Today, mothers of newborns find themselves confronting a common dilemma: Should they let their babies "cry it out" when they wake up at night? Or should they rush to comfort their crying little one?
In fact, waking up in the middle of the night is the most common concern that parents of infants report to pediatricians. Now, a new study from Temple psychology professor Marsha Weinraub gives parents some scientific facts to help with that decision.
The study, published in Developmental Psychology, supports the idea that a majority of infants are best left to self-soothe and fall back to sleep on their own.
"By six months of age, most babies sleep through the night, awakening their mothers only about once per week. However, not all children follow this pattern of development," said Weinraub, an expert on child development and parent-child relationships.
For the study, Weinraub and her colleagues measured patterns of nighttime sleep awakenings in infants ages six to 36 months. Her findings revealed two groups: sleepers and transitional sleepers.
"If you measure them while they are sleeping, all babies — like all adults — move through a sleep cycle every 1 1/2 to 2 hours where they wake up and then return to sleep," said Weinraub. "Some of them do cry and call out when they awaken, and that is called 'not sleeping through the night.'"
For the study, Weinraub's team asked parents of more than 1,200 infants to report on their child's awakenings at 6, 15, 24 and 36 months. They found that by six months of age, 66 percent of babies — the sleepers — did not awaken, or awoke just once per week, following a flat trajectory as they grew. But a full 33 percent woke up seven nights per week at six months, dropping to two nights by 15 months and to one night per week by 24 months.
Of the babies that awoke, the majority were boys. These transitional sleepers also tended to score higher on an assessment of difficult temperament which identified traits such as irritability and distractibility. And, these babies were more likely to be breastfed. Mothers of these babies were more likely to be depressed and have greater maternal sensitivity.
The findings suggest a couple of things, said Weinraub. One is that genetic or constitutional factors such as those that might be reflected in difficult temperaments appear implicated in early sleep problems. "Families who are seeing sleep problems persist past 18 months should seek advice," Weinraub said.
Another takeaway is that it is important for babies to learn how to fall asleep on their own. "When mothers tune in to these night time awakenings and/or if a baby is in the habit of falling asleep during breastfeeding, then he or she may not be learning to how to self-soothe, something that is critical for regular sleep," she said.
According to Weinraub, the mechanism by which maternal depression is connected to infant awakenings is an area that would benefit from further research. On the one hand, Weinraub said, it's possible that mothers who are depressed at six and 36 months may have been depressed during pregnancy and that this prenatal depression could have affected neural development and sleep awakenings.
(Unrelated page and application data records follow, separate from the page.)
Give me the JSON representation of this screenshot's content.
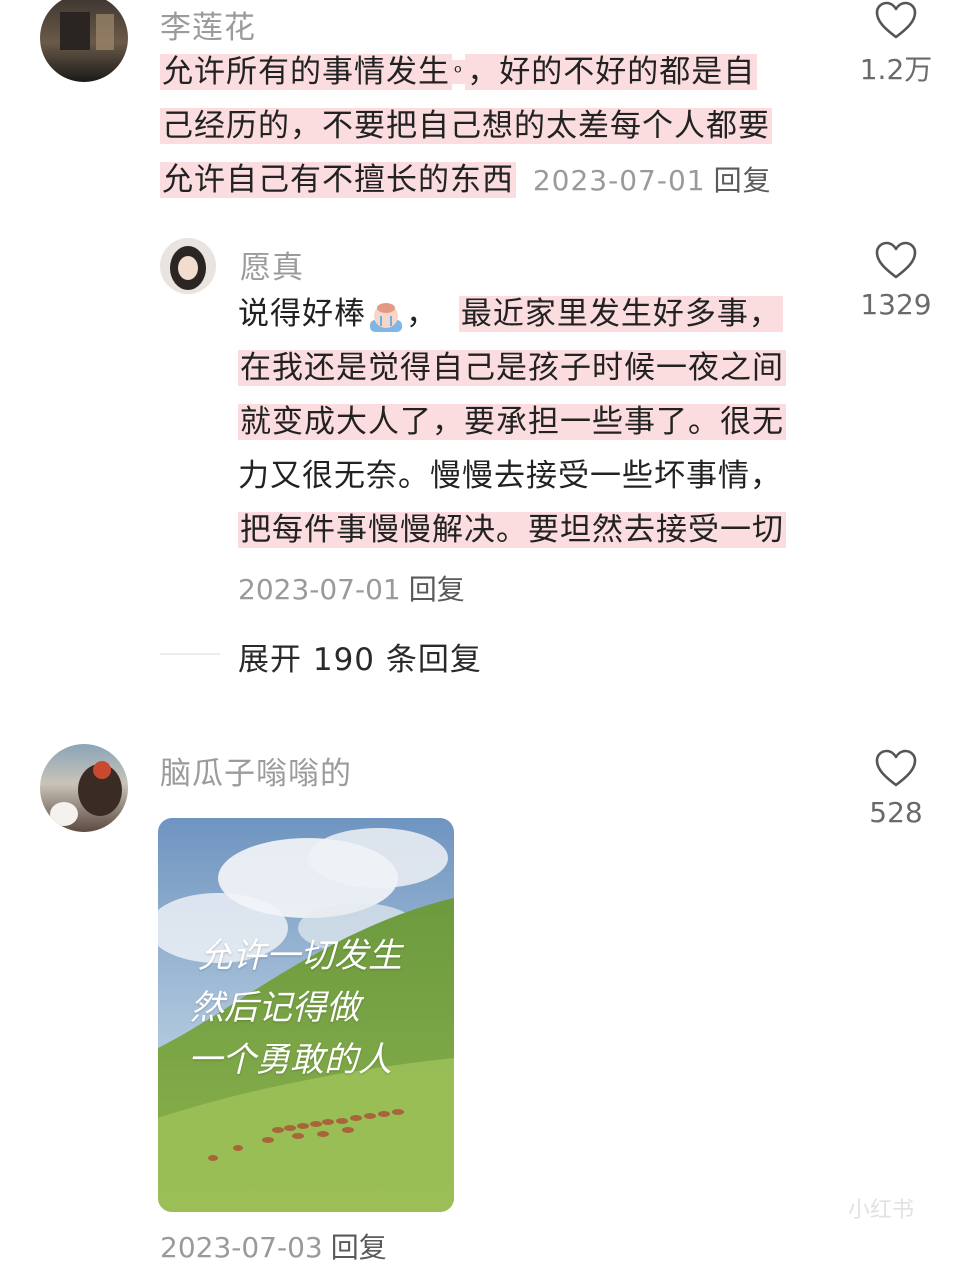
{
  "comments": [
    {
      "username": "李莲花",
      "lines": [
        "允许所有的事情发生",
        "，好的不好的都是自",
        "己经历的，不要把自己想的太差每个人都要",
        "允许自己有不擅长的东西"
      ],
      "date": "2023-07-01",
      "reply_label": "回复",
      "like_count": "1.2万"
    },
    {
      "username": "愿真",
      "lines": [
        "说得好棒",
        "，",
        "最近家里发生好多事，",
        "在我还是觉得自己是孩子时候一夜之间",
        "就变成大人了，要承担一些事了。很无",
        "力又很无奈。慢慢去接受一些坏事情，",
        "把每件事慢慢解决。要坦然去接受一切"
      ],
      "date": "2023-07-01",
      "reply_label": "回复",
      "like_count": "1329",
      "expand_label": "展开 190 条回复"
    },
    {
      "username": "脑瓜子嗡嗡的",
      "image_text": [
        "允许一切发生",
        "然后记得做",
        "一个勇敢的人"
      ],
      "date": "2023-07-03",
      "reply_label": "回复",
      "like_count": "528"
    }
  ],
  "watermark": "小红书",
  "colors": {
    "highlight": "#fbdde0",
    "muted": "#9b9b9b"
  },
  "icons": {
    "like": "heart-outline-icon",
    "search": "search-icon"
  }
}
At the same time, it's important to recognize that sleep deprivation can, of course, exacerbate maternal depression, she said.
"Because the mothers in our study described infants with many awakenings per week as creating problems for themselves and other family members, parents might be encouraged to establish more nuanced and carefully targeted routines to help babies with self-soothing and to seek occasional respite," said Weinraub.
"The best advice is to put infants to bed at a regular time every night, allow them to fall asleep on their own and resist the urge to respond right away to awakenings."
This research was funded by the National Institute of Child Health and Human Development, part of the NIH.